Coping and support

It's normal to feel anxious or overwhelmed while waiting for a transplant or to have fears about rejection, returning to work or other issues after a transplant. Seeking the support of friends and family members can help you cope during this stressful time.

Your Mayo Clinic transplant team can also assist you with other useful resources and coping strategies throughout the transplant process, such as:

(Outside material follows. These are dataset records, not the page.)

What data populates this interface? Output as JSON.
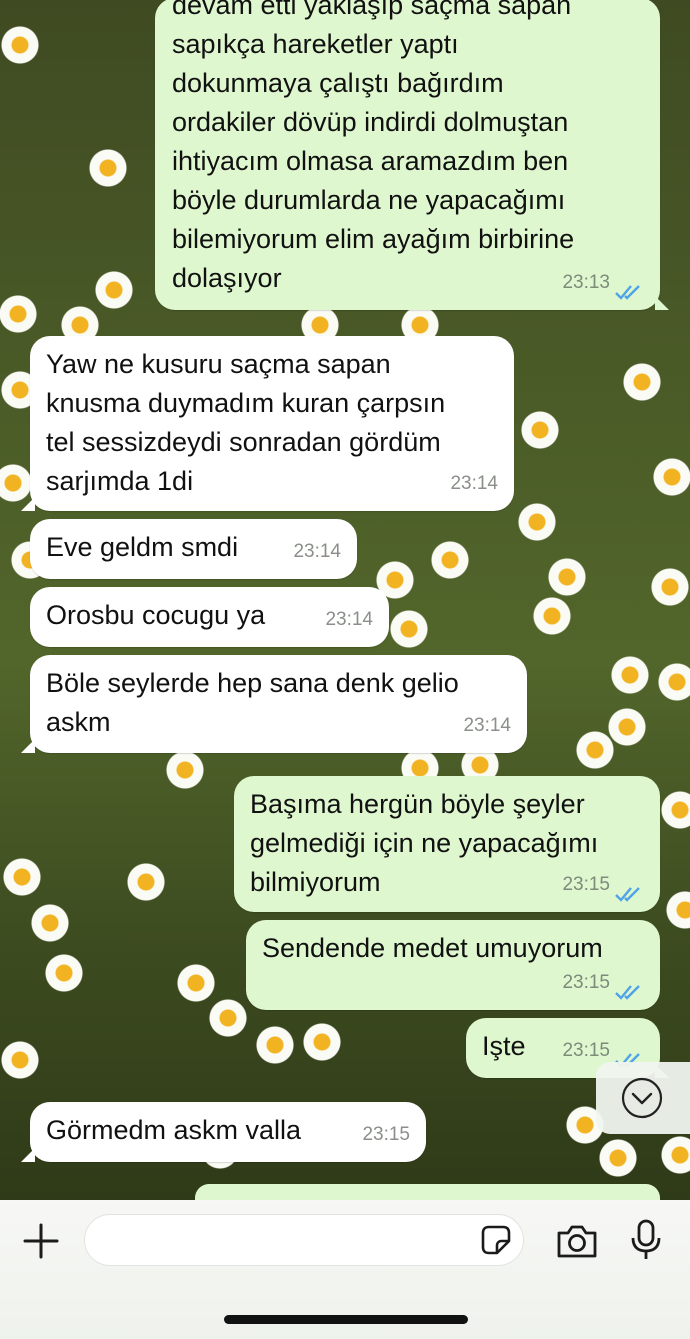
{
  "colors": {
    "incoming_bubble": "#ffffff",
    "outgoing_bubble": "#dff7cf",
    "read_ticks": "#4fa3e8",
    "timestamp": "#8a8f89"
  },
  "messages": [
    {
      "direction": "out",
      "text": "devam etti yaklaşıp saçma sapan\nsapıkça hareketler yaptı\ndokunmaya çalıştı bağırdım\nordakiler  dövüp indirdi dolmuştan\nihtiyacım olmasa aramazdım ben\nböyle durumlarda ne yapacağımı\nbilemiyorum elim ayağım birbirine\ndolaşıyor",
      "time": "23:13",
      "status": "read"
    },
    {
      "direction": "in",
      "text": "Yaw ne kusuru saçma sapan\nknusma duymadım kuran çarpsın\ntel sessizdeydi sonradan gördüm\nsarjımda 1di",
      "time": "23:14"
    },
    {
      "direction": "in",
      "text": "Eve geldm smdi",
      "time": "23:14"
    },
    {
      "direction": "in",
      "text": "Orosbu cocugu ya",
      "time": "23:14"
    },
    {
      "direction": "in",
      "text": "Böle seylerde hep sana denk gelio\naskm",
      "time": "23:14"
    },
    {
      "direction": "out",
      "text": "Başıma hergün böyle şeyler\ngelmediği için ne yapacağımı\nbilmiyorum",
      "time": "23:15",
      "status": "read"
    },
    {
      "direction": "out",
      "text": "Sendende medet umuyorum",
      "time": "23:15",
      "status": "read"
    },
    {
      "direction": "out",
      "text": "Işte",
      "time": "23:15",
      "status": "read"
    },
    {
      "direction": "in",
      "text": "Görmedm askm valla",
      "time": "23:15"
    }
  ],
  "input_bar": {
    "attach_icon": "plus-icon",
    "sticker_icon": "sticker-icon",
    "camera_icon": "camera-icon",
    "mic_icon": "microphone-icon",
    "message_value": ""
  },
  "scroll_down_icon": "chevron-down-circle-icon"
}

  • Joining a support group for transplant recipients. Talking with others who have shared your experience can ease fears and anxiety.
  • Sharing your experiences on social media. Mayo Clinic has a Transplantation at Mayo Clinic Facebook page dedicated to helping transplant recipients and donors connect to each other online.
  • Finding rehabilitation services. If you're returning to work, your Mayo Clinic social worker may be able to connect you with rehabilitation services provided by your home state's department of vocational rehabilitation.
  • Setting realistic goals and expectations. Recognize that life after transplant may not be exactly the same as life before transplant. Having realistic expectations about results and recovery time can help reduce stress.
  • Educating yourself. Learn as much as you can about your procedure and ask questions about things you don't understand. Knowledge is empowering.
Sept. 24, 2016
References
  1. Feldman M, et al. Liver transplantation. In: Sleisenger & Fordtran's Gastrointestinal and Liver Disease: Pathophysiology, Diagnosis, Management. 10th ed. Philadelphia, Pa.: Saunders; 2016. https://www.clinicalkey.com. Accessed June 13, 2016.
  2. Liver transplant. American Liver Foundation. http://www.liverfoundation.org/abouttheliver/info/transplant/. Accessed June 13, 2016.
  3. What I need to know about liver transplantation. National Institute for Diabetes and Digestive and Kidney Diseases. http://digestive.niddk.nih.gov/ddiseases/pubs/livertransplant_ez/. Accessed June 13, 2016.
  4. Questions & answers for transplant candidates about MELD and PELD. United Network for Organ Sharing. http://www.unos.org/docs/MELD_PELD. Accessed May 28, 2014.
  5. Liver Kaplan-Meier patient survival rates for transplants performed: 1997-2004. Organ Procurement and Transplantation Network. https://optn.transplant.hrsa.gov/data/view-data-reports/national-data/#. Accessed May 28, 2016.
  6. Selecting a hospital. United Network for Organ Sharing http://www.transplantliving.org/before-the-transplant/getting-on-the-list/selecting-a-hospital/. Accessed June 13, 2016.
  7. Dove LM, et al. Liver transplantation in adults: Patient selection and pretransplantation evaluation. http://www.uptodate.com/home. Accessed June 13, 2016.
  8. Bambha K, et al. Model for End-stage Liver Disease (MELD). http://www.uptodate.com/home. Accessed June 13, 2016.
  9. Cotler S. Living donor liver transplantation. http://www.uptodate.com/home. Accessed June 13, 2016.
  10. Partnering with your transplant team: The patient's guide to transplantation. United Network for Organ Sharing. https://www.unos.org/wp-content/uploads/unos/WEPNTK.pdf. Accessed March 11, 2016.
  11. Kim WR, et al. OPTN/SRTR 2014 annual data report: Liver. American Journal of Transplantation. 2016;16:11.
  12. Barbara Woodward Lips Patient Education Center. Liver transplant. Rochester, Minn.: Mayo Foundation for Medical Education and Research; 2013.
  13. Glorioso JM, et al. Pivotal preclinical trial of the spheroid reservoir bioartificial liver. Journal of Hepatology. 2015;63:388.
  14. Yu Y, et al. Cell therapies for liver diseases. Liver Transplantation. 2012;18:9.
  15. Taner T, et al. Decreased chronic cellular and antibody-mediated injury in the kidney following simultaneous liver-kidney transplantation. Kidney International. 2016;89:909.
  16. De Assuncao TM, et al. Development and characterization of human-induced pluripotent stem cell-derived cholangiocytes. Laboratory Investigation. 2015;95:684.
  17. Croome KP, et al. The use of donation after cardiac death allografts does not increase recurrence of hepatocellular carcinoma. American Journal of Transplantation. 2015;15:2704.
  18. Tincani G, et al. Operative risks of domino liver transplantation for the familial amyloid polyneuropathy liver donor and recipient: A double analysis. American Journal of Transplantation. 2011;11:750.
  19. Kitchens WH. Domino liver transplantation: Indications, techniques, and outcomes. Transplantation Reviews. 2011;25:167.
  20. Scientific Registry of Transplant Recipients. http://www.srtr.org/default.aspx. Accessed April 11, 2016.
  21. Heimbach JK (expert opinion). Mayo Clinic, Rochester, Minn. July 19, 2016.